Jealousy (Hardcover)

True Stories of Love's Favorite Decoy

By Marcianne Blevis, Olivia Heal (Translator)

Other Press, 9781590512579, 160pp.

Publication Date: January 20, 2009

List Price: 14.95*
* Individual store prices may vary.


How can we sustain love when lurking rivals, imaginary or real, threaten to destroy our fragile state of happiness? How can we love freely when jealousy becomes more seductive than love itself? Isolated by the sheer terror of being betrayed sooner or later, the jealous lover hangs in suspense, waiting for the bomb to drop. Jealousy, one of our more common forms of madness, induces extraordinary states of mind and testifies to the complex and hidden distresses buried deep within the psyche.

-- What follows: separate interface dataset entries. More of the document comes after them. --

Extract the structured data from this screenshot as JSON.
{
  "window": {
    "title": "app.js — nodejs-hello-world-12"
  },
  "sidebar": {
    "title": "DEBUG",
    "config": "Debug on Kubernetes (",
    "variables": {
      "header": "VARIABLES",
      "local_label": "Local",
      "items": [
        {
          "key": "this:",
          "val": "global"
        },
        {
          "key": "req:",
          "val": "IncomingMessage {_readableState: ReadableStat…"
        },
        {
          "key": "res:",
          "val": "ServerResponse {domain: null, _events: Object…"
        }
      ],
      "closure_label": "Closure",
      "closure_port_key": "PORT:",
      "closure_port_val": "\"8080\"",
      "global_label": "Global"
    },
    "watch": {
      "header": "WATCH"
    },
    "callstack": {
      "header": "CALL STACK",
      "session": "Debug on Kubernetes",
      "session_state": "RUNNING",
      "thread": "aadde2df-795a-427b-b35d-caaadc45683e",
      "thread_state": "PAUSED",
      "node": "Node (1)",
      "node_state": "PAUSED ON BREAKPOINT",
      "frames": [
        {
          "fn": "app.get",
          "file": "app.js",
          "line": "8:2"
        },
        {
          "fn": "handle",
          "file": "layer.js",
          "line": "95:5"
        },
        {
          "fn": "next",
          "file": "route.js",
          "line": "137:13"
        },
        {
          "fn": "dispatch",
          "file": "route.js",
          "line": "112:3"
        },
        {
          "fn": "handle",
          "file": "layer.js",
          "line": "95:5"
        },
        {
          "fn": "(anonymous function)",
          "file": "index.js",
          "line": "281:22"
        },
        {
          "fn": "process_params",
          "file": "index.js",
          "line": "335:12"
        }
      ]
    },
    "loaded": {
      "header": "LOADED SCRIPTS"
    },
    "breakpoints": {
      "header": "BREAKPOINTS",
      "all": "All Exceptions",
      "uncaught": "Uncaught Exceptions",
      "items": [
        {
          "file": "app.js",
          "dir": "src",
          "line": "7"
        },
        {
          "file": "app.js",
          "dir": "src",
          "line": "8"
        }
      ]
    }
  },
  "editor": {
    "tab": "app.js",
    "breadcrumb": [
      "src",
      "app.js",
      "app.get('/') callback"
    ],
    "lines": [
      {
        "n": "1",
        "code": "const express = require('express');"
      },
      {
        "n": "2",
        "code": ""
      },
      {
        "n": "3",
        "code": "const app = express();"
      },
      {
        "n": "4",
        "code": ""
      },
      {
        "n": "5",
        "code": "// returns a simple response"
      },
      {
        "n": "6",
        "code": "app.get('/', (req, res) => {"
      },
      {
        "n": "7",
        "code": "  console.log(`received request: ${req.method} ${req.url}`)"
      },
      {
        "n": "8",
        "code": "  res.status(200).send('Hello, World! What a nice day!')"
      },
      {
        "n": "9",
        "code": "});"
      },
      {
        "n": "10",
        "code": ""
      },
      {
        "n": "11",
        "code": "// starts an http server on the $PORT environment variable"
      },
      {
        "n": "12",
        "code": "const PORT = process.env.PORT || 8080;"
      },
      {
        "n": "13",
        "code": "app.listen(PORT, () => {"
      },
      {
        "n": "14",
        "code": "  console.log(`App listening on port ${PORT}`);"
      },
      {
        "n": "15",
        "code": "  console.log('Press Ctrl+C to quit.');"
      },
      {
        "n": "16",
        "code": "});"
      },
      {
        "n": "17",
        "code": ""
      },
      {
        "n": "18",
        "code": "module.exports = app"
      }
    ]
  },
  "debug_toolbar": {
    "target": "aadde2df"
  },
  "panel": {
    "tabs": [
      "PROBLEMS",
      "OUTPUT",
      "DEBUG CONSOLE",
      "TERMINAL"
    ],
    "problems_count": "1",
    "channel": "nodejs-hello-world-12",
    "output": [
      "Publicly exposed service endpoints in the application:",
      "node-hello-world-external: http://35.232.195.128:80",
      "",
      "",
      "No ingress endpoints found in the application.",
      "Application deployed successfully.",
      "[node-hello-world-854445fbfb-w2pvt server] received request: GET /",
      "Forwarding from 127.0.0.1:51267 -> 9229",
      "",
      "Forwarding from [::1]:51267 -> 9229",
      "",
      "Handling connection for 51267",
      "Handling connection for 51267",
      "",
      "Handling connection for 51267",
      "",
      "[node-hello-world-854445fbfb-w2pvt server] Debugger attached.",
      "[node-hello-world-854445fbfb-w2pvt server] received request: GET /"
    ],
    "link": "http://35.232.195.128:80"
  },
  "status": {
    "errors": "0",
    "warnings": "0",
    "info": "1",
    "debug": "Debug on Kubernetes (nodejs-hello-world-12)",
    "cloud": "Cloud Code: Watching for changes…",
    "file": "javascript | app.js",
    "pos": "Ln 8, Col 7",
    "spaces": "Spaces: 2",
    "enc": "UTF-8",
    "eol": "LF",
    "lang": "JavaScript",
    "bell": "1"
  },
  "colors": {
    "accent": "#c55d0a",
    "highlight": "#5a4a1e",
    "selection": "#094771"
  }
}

In Jealousy, renowned psychoanalyst Marcianne Blevis reveals the multiple faces of jealousy and unmasks the unconscious triggers that prevent its victim from confronting this consuming torment. Divided by case study, each chapter unveils another trait of the jealous lover and deconstructs the origins of suffering, illuminating ways to put an end to the repeated patterns of self-destruction. In this fascinating exploration of a curiously familiar state, Blevis allows us entry into the discerning and revelatory analyses of these inevitable jealousies as she frees the jealous prisoner from a cage of passion by restoring the capacity for love.

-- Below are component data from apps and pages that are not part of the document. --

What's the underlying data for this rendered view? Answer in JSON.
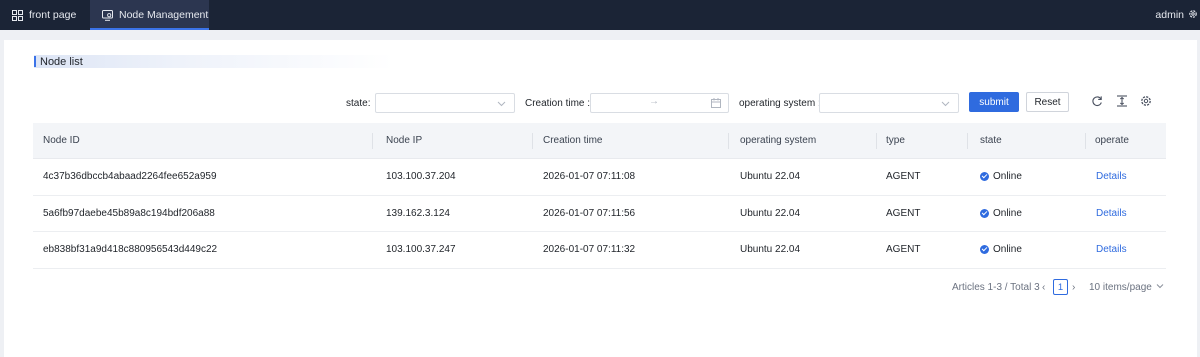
{
  "topbar": {
    "tabs": [
      {
        "label": "front page",
        "icon": "grid-icon"
      },
      {
        "label": "Node Management",
        "icon": "monitor-icon",
        "active": true
      }
    ],
    "user": "admin",
    "accent": "#3b73e8",
    "background": "#1b2436"
  },
  "section": {
    "title": "Node list"
  },
  "filters": {
    "state_label": "state",
    "state_value": "",
    "creation_time_label": "Creation time",
    "creation_time_start": "",
    "creation_time_end": "",
    "range_separator": "→",
    "os_label": "operating system",
    "os_value": "",
    "label_suffix": ":",
    "submit_label": "submit",
    "reset_label": "Reset"
  },
  "toolbar": {
    "icons": [
      "refresh-icon",
      "column-height-icon",
      "settings-icon"
    ]
  },
  "table": {
    "columns": [
      "Node ID",
      "Node IP",
      "Creation time",
      "operating system",
      "type",
      "state",
      "operate"
    ],
    "rows": [
      {
        "node_id": "4c37b36dbccb4abaad2264fee652a959",
        "node_ip": "103.100.37.204",
        "creation_time": "2026-01-07 07:11:08",
        "os": "Ubuntu 22.04",
        "type": "AGENT",
        "state": "Online",
        "operate": "Details"
      },
      {
        "node_id": "5a6fb97daebe45b89a8c194bdf206a88",
        "node_ip": "139.162.3.124",
        "creation_time": "2026-01-07 07:11:56",
        "os": "Ubuntu 22.04",
        "type": "AGENT",
        "state": "Online",
        "operate": "Details"
      },
      {
        "node_id": "eb838bf31a9d418c880956543d449c22",
        "node_ip": "103.100.37.247",
        "creation_time": "2026-01-07 07:11:32",
        "os": "Ubuntu 22.04",
        "type": "AGENT",
        "state": "Online",
        "operate": "Details"
      }
    ],
    "status_color": "#2f6bdf"
  },
  "pagination": {
    "summary": "Articles 1-3 / Total 3",
    "current_page": "1",
    "page_size": "10 items/page",
    "prev": "‹",
    "next": "›"
  }
}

About the Author

Marcianne Blevis

Marcianne Blevis is a psychiatrist and psychoanalyst practicing in Paris. She is a member of the "Societe de Psychanalyse Freudienne" and Director of the Psychoanalytic Psychotherapeutic Department at the Sainte-Anne Hospital (Paris). She has published numerous articles in psychoanalytic journals and art publications. Olivia Heal

Olivia Heal lives in Tours, France, where she is completeing a master's degree at the University of Paris VIII. She has translated, among others, texts by Monique Wittig and Nicole Brossard.

Praise For Jealousy: True Stories of Love's Favorite Decoy

New York Post

Jealousy explores the wild permutations of this pointed pain through nine of Blevis' (lightly fictionalized) cases.”

Kirkus Reviews

“A nuanced look at one of the most painful human emotions.”